*What you have to do*: Which lines in the data below contain the word "title"? Pull each of them out.
■ ■ ■ ■ ■ ■ ■
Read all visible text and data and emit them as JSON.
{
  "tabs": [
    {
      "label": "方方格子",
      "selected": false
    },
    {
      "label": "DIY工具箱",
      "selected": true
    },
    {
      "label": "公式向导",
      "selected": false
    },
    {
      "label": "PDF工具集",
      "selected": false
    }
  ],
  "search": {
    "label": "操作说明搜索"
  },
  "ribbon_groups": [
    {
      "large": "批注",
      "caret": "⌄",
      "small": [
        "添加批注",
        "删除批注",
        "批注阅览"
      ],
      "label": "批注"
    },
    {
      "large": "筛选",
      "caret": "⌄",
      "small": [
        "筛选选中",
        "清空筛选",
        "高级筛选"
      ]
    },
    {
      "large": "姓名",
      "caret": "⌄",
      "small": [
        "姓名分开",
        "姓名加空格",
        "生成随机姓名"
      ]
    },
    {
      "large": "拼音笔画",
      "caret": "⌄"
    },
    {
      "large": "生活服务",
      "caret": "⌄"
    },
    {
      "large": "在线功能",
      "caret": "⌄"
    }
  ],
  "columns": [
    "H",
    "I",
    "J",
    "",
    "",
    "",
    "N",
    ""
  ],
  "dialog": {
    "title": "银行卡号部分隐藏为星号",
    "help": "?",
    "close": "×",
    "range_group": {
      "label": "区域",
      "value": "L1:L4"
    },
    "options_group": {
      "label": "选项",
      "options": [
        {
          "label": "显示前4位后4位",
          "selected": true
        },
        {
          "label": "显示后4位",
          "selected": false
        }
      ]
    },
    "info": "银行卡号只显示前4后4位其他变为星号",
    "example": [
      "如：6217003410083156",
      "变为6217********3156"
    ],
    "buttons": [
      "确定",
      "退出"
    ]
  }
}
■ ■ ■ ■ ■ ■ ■
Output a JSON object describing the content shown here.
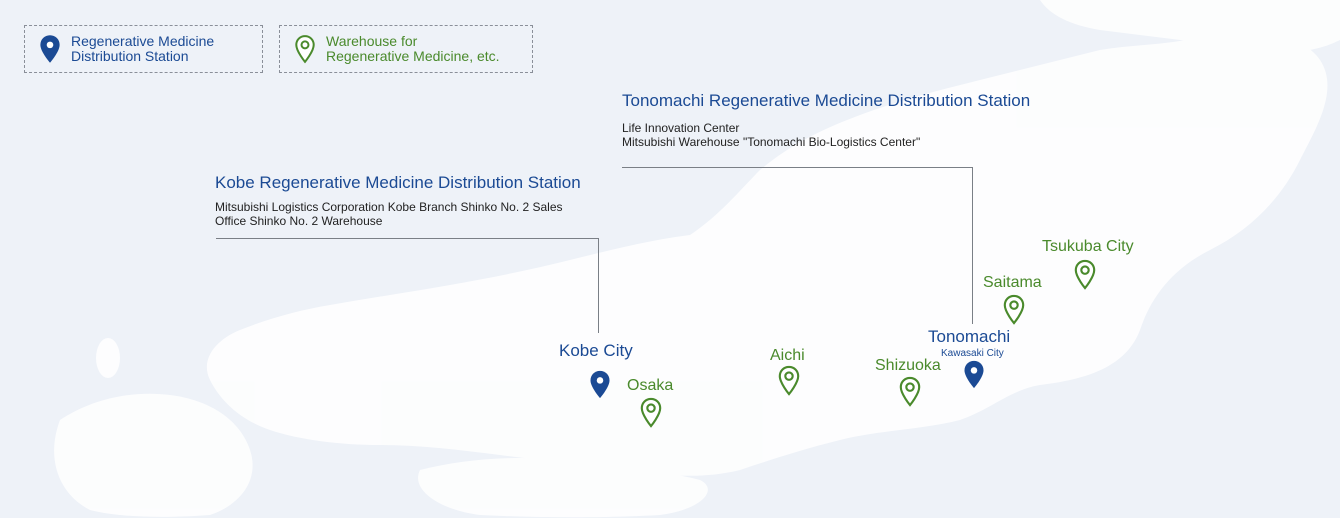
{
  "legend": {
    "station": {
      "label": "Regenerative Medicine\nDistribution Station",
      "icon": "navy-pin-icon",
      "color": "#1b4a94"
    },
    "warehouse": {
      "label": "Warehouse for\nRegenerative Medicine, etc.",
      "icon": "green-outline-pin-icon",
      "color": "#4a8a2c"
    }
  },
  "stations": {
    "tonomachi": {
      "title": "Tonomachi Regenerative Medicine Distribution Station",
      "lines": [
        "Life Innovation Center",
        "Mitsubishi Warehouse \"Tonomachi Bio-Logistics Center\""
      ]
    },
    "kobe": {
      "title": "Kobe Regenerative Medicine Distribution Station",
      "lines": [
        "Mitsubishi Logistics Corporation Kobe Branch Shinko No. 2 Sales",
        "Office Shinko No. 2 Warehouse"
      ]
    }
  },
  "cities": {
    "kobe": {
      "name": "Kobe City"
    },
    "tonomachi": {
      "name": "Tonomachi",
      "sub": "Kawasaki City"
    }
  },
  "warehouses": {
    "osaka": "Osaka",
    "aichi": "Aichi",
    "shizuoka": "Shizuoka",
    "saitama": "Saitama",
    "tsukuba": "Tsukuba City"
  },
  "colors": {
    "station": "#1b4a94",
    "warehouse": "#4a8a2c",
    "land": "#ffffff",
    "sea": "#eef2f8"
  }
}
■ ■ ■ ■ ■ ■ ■
*Answer section*:
    "title": "银行卡号部分隐藏为星号",
      "title": "Tonomachi Regenerative Medicine Distribution Station",
      "title": "Kobe Regenerative Medicine Distribution Station",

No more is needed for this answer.